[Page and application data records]
=-=-=
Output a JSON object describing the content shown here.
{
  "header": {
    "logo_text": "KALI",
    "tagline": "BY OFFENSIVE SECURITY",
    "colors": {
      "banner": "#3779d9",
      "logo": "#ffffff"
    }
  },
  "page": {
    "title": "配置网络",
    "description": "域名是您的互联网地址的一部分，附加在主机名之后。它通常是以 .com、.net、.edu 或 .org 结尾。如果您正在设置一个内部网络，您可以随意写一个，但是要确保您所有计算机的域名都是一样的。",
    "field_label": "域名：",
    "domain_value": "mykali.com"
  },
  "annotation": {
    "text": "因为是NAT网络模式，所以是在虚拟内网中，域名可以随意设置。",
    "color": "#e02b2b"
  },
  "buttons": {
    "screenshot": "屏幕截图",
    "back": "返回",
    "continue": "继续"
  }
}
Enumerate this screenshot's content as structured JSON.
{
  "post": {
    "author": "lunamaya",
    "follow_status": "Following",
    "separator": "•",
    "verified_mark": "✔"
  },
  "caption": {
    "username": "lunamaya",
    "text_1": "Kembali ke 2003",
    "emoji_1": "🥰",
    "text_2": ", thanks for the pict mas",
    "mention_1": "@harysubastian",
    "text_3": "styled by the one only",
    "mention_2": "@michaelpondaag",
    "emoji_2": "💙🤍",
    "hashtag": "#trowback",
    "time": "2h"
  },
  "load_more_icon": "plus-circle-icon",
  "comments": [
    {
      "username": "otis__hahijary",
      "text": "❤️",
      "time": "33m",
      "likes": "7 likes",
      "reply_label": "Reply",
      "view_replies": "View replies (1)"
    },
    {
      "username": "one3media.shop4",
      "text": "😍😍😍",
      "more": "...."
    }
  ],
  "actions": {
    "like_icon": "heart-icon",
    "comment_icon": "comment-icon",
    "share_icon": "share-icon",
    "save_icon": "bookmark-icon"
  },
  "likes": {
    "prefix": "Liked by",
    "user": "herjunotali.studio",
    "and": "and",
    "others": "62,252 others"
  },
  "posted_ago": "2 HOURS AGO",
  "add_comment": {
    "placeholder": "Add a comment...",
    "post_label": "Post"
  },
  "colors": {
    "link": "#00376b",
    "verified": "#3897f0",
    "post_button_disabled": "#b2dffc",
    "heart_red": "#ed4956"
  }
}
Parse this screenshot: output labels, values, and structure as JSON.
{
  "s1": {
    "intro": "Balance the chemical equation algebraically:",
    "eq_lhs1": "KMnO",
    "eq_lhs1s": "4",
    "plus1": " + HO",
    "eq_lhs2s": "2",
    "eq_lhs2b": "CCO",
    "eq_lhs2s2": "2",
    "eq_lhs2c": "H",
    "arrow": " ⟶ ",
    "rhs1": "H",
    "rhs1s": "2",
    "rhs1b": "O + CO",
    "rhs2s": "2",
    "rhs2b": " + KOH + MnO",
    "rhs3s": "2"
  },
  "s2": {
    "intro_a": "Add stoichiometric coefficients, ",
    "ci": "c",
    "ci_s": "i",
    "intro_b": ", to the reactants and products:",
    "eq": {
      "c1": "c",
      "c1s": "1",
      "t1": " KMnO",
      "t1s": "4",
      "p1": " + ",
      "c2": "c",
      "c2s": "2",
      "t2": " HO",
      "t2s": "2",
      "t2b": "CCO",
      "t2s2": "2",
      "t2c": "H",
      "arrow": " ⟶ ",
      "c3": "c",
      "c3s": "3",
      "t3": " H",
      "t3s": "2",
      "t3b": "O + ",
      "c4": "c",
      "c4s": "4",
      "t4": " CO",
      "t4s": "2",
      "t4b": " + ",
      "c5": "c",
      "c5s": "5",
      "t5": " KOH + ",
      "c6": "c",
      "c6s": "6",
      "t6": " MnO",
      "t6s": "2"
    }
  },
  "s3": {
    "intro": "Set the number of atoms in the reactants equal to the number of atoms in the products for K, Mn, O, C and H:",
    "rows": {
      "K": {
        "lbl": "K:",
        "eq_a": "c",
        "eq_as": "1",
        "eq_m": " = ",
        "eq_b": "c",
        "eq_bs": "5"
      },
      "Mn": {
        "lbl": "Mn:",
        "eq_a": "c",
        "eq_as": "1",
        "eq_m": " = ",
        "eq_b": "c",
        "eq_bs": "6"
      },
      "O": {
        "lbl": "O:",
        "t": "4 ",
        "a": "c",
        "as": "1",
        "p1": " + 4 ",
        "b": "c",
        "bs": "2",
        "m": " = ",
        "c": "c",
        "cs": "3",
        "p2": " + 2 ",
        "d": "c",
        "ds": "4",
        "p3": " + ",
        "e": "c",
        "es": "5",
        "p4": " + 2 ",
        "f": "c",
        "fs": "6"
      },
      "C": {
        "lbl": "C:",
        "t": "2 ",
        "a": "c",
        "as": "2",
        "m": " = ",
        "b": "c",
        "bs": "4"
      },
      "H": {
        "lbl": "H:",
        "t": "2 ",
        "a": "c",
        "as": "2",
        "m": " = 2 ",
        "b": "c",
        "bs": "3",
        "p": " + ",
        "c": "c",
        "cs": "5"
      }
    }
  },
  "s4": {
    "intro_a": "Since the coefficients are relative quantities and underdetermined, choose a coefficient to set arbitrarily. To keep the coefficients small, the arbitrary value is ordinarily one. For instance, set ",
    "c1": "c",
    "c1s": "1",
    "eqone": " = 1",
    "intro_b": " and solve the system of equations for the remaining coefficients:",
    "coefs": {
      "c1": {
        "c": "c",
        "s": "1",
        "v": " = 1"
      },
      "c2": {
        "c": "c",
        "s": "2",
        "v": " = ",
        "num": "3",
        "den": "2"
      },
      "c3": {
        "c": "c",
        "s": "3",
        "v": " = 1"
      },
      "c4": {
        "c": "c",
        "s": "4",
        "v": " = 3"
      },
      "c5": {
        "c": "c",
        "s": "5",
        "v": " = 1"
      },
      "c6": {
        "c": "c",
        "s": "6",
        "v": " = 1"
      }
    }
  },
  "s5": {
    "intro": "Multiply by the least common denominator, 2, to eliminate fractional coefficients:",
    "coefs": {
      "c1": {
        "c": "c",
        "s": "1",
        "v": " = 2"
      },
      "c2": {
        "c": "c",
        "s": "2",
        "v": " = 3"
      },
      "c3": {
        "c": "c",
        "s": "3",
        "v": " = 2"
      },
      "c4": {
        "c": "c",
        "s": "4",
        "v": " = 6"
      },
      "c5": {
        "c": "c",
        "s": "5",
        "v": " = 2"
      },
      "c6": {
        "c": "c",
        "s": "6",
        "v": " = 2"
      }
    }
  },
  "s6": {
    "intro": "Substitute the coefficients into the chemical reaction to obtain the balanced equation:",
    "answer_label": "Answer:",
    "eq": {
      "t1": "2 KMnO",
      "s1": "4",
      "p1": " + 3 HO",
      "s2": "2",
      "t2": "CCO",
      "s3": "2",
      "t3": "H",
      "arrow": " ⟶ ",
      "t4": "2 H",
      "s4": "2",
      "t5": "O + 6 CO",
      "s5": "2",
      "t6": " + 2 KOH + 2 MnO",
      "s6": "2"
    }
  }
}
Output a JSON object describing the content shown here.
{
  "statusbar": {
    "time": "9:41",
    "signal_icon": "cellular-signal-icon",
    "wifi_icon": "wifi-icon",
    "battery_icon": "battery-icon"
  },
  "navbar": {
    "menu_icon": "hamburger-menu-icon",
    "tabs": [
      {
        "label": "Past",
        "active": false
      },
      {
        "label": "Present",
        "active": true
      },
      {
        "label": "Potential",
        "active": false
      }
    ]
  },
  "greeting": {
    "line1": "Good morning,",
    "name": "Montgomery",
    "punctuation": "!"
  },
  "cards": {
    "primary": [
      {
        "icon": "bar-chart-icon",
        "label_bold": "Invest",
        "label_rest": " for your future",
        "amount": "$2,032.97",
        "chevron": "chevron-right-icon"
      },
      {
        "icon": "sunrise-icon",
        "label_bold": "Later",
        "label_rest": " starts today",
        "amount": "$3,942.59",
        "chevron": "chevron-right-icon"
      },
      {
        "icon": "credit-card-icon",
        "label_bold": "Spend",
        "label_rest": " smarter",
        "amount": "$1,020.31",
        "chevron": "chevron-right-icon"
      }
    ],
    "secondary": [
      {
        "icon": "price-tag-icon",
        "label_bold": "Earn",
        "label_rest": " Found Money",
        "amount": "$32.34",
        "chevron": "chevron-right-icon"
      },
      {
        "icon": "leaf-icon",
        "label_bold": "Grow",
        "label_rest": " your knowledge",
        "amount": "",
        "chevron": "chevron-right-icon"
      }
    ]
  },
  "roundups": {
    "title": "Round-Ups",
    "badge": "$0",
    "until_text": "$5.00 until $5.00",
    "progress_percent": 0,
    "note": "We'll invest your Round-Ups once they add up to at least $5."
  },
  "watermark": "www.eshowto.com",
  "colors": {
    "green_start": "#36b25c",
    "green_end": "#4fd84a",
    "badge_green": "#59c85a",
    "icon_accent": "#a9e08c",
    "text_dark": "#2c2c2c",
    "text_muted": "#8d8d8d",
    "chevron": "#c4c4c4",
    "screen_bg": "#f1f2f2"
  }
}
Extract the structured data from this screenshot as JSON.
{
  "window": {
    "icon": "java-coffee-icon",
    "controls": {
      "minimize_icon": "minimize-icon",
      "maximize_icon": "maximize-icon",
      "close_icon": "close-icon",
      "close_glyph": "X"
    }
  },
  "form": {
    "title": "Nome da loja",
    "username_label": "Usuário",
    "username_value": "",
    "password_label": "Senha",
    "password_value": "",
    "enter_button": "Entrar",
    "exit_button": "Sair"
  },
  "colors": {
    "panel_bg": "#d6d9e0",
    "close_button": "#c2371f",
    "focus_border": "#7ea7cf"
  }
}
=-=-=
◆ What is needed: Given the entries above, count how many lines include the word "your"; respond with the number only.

◆ The completed task: 3